We must rebuild America, reform our institutions, for the sake of Americans and our future generations. We must take responsibility for your own freedom.
Honor the fallen, in this way.
Jay P. Botten, Veteran, U.S.N., Hospital Corps, 1990 – 1994
Given 1st 2015.05.25, Revised 2016.05.31

Revised 2017.05.29

Monday, May 30, 2016

Memorial Day

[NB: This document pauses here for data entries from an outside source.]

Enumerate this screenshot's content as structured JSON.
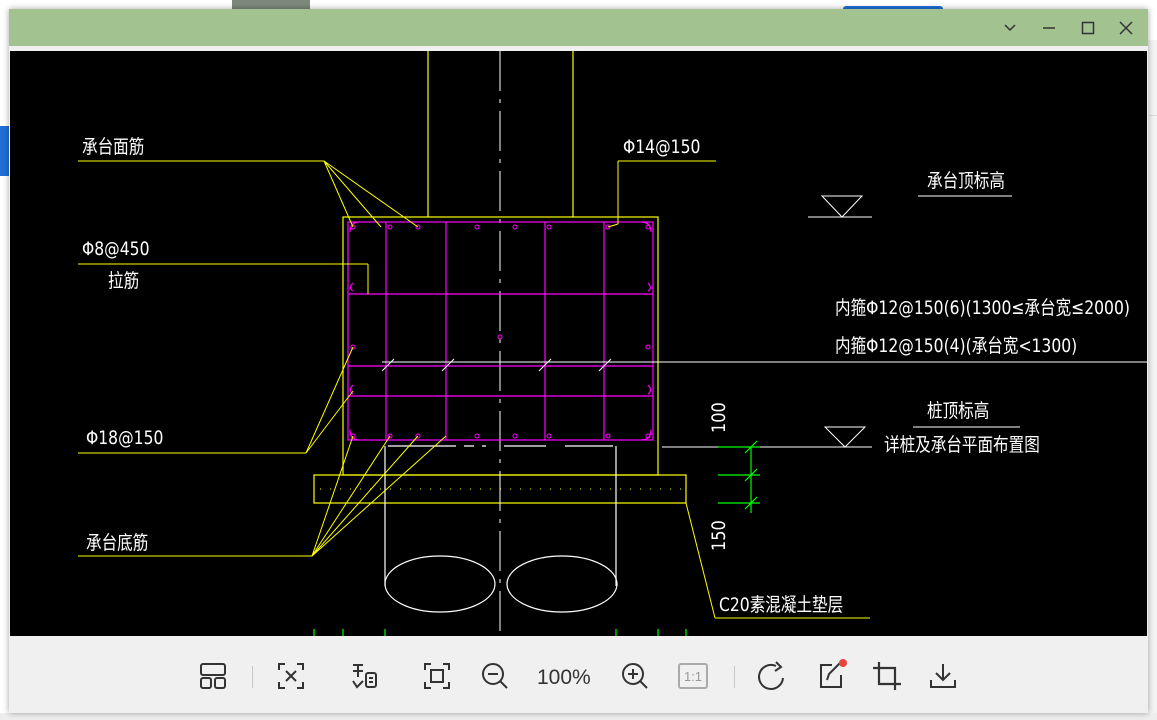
{
  "window": {
    "title_bar_color": "#a2c28f",
    "controls": [
      "chevron-down",
      "minimize",
      "maximize",
      "close"
    ]
  },
  "drawing": {
    "labels": {
      "top_bars": "承台面筋",
      "stirrup_top": "Φ14@150",
      "cap_top_elev": "承台顶标高",
      "tie_bar_spec": "Φ8@450",
      "tie_bar": "拉筋",
      "inner_stirrup_1": "内箍Φ12@150(6)(1300≤承台宽≤2000)",
      "inner_stirrup_2": "内箍Φ12@150(4)(承台宽<1300)",
      "pile_top_elev": "桩顶标高",
      "pile_plan_note": "详桩及承台平面布置图",
      "side_bars": "Φ18@150",
      "bottom_bars": "承台底筋",
      "cushion": "C20素混凝土垫层",
      "dim_100": "100",
      "dim_150": "150"
    },
    "colors": {
      "background": "#000000",
      "outline": "#ffff00",
      "rebar": "#ff00ff",
      "text": "#ffffff",
      "dimension": "#00ff00"
    }
  },
  "toolbar": {
    "zoom_level": "100%",
    "actual_size_label": "1:1",
    "tools": [
      "thumbnail",
      "fit-page",
      "ocr",
      "fullscreen",
      "zoom-out",
      "zoom-in",
      "actual-size",
      "rotate",
      "edit",
      "crop",
      "download"
    ]
  }
}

Memorial Day is a day set aside; and meant for us to honor our fallen dead.
The meaning of this day has changed much since its inception. Originally, it was meant to honor our African American soldiers; both free and former slaves who gave their lives, both men and women, both mothers and fathers, sons and daughters both, to keep the union whole.
They died for an America they only dreamed existed. They died for these United States; for this reality, which is still in a state of becoming. They died for us; for good or ill, they died for us.
We honor our dead; our soldiers and sailors and airmen, our police and firefighters; we honor them. We honor all of our citizens who spent their lives, who spend their lives in public service; we honor our doctors and nurses and teachers, the good works of our ordinary citizens, of our friends and neighbors, we honor everyone’s sacrifices; known and unknown, and yet to come.
On this day of all days, do not make the mistake of thinking that it is our service women and men who keep us free. It has been at least sixty years since America faced an “existential” threat from a foreign power.
The real threat we face is from ourselves. It is only we; who can protect us from ourselves.
Our own apathy, our prejudice, and our ignorance; these are more dangerous to us, to our freedom, than any power in the world. To honor our fallen dead; you must do your part to keep us free. You must participate in our democracy.
Vote, stay informed, organize.
Our collective failure has allowed the Supreme Court to name corporations as people, and money as free speech, while those same justices have told ordinary American’s that the right to free speech does not include the right to be heard, and that the right to vote does not include the guarantee that your vote will be counted.
That rank cynicism is more dangerous to our freedom than any rag tag group of militants half way around the world, more dangerous than immigrants looking to us for a better way of life, as my forebears did when they came here.
Honor our fallen dead. Not with cards and flowers and barbeques (but do those things because they are good), honor them by standing up to racism, bigotry, religious zealotry, corporate greed, scientific ignorance, xenophobia, and corruption in public officials; honor them by participating.
Rebuild America, reform our institutions, for the sake of Americans and our future generations. Take responsibility for your own freedom. Honor the fallen.
Jay P. Botten, Veteran, U.S.N., Hospital Corps, 1990 – 1994
Given 1st 2015.05.25

Revised 2016.05.31